On Monday, Lance Lucas, the former president of Maryland’s Black Chamber of Commerce and the head of a nonprofit promoting digital literacy, pleaded guilty to paying disgraced Delegate Cheryl Glenn $42,500 in bribes relating to, among other things, medicinal cannabis licenses.
This comes after Glenn, who was the former chair of the Black Legislative Caucus and an advocate for black cannabis growers and processors, pleaded guilty in January to taking $33,750 in bribes.
Lucas’ bribes were not part of Glenn’s original plea. According to Lucas’ plea agreement, a bill in 2018 that provided $2.5 million to Cyber Warrior Diversity Program, which offered training to those interested in cybersecurity jobs, was passed by Glenn. Then over the next year (from May 2018-July 2019), Lucas paid off Glenn 11 separate times to revise the bill and also promise to help two companies (who have not been named) get medicinal cannabis licenses.
The agreement includes descriptions of Glenn and Lucas meeting in Baltimore and Annapolis over the next year or so—and often in Lucas’ Porsche—where he handed her envelopes of cash.
“I’m from Baltimore for real, for real,” Lucas told Glenn at one point. “This is the least illegal thing I’ve ever done.”
The majority of Lucas’ payments to Glenn were provided after the F.B.I. already approached Glenn about her corruption. Lucas’ discussions with Glenn were recorded, something Lucas’ lawyer, Jerry Tarud, confirmed to Jayne Miller, the investigative reporter for Baltimore’s NBC affiliate, outside of the Edward A. Garmatz United States District Courthouse yesterday afternoon.
At the end of August 2018, according to Lucas’ plea agreement, Glenn set up a meeting between Lucas, people involved in “Company 2,” and chair of the MMCC who is not named but would have been Brian Lopez, who remains the MMCC’s chair. There is no indication Lopez was aware of Glenn’s scheme or did anything wrong. After the meeting, Glenn asked Lucas for money.
“The meeting was great!!!,” Glenn texted Lucas. “I’m fundraising again. Campaign account is at zero because of the challenging Primary. Need to talk to you re help needed.”
On September 19, 2018, Glenn reached out to Lucas and the two met in Baltimore’s Little Italy neighborhood and Lucas gave Glenn $1,000 in cash which she did not put into her campaign account. Payments continued over the next few months—$1,500 in October and another $1,500 in February 2019.

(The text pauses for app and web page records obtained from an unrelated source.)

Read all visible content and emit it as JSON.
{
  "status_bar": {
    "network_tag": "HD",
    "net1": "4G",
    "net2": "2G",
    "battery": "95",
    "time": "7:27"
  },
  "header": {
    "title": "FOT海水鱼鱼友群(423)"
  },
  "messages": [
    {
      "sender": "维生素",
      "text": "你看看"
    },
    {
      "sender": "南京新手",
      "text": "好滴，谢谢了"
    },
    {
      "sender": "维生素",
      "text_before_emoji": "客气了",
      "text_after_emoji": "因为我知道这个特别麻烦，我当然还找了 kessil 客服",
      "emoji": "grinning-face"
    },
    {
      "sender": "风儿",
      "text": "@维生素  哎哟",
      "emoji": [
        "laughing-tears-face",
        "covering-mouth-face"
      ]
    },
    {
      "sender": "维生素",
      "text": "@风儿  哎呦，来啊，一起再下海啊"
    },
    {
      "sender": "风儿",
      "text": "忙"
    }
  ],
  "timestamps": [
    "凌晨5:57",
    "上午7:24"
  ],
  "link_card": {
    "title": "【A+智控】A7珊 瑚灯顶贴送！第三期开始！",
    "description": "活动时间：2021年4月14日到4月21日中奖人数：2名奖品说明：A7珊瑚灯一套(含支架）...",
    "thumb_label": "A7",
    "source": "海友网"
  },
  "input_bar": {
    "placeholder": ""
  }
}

On March 4, 2019, Glenn met Lucas in Annapolis and the two spoke in Lucas’ Porsche. He gave her more money regarding the Cyber Warrior Diversity Program bill and asked for her to help who the agreement refers to “Company 3,” get a medicinal cannabis license and work around the “double blind” process set-up by the MMCC to make the application process harder to influence. He told Glenn the people he was advocating for had billions of dollars. Lucas also said he could give Glenn as much as $80,000 if she could help out “Company 3.”
“How much would it take if it was twenty, if it was twenty, if it was fifty, if it was eighty,” Lucas said. “I wanted to make sure that I partner with you of course, on the low.”
As payments continued, Glenn told Lucas that she had “a guy on the inside of the Commission,” who could help “Company 3” out. This prosecutors say was a lie—Glenn did not have anybody “on the inside” of the MMCC.
Glenn also told Lucas she was nervous about what they were doing. Lucas told her there wasn’t anything to worry about: “This is like patty-cake compared to the shit in Baltimore City,” he said.
Over the next few months, Glenn continued taking money—again, in total $42,500—and even told Lucas during the time when licenses were delayed that Lucas’ “Company 3” would get one when the licenses were given out. “Company 2” and “Company 3” have not been named.
Lucas, who is charged with wire fraud and violating the Travel Act could receive up to 20 years in prison. He is set to be sentenced on June 10.
You can read Lucas’ plea agreement below.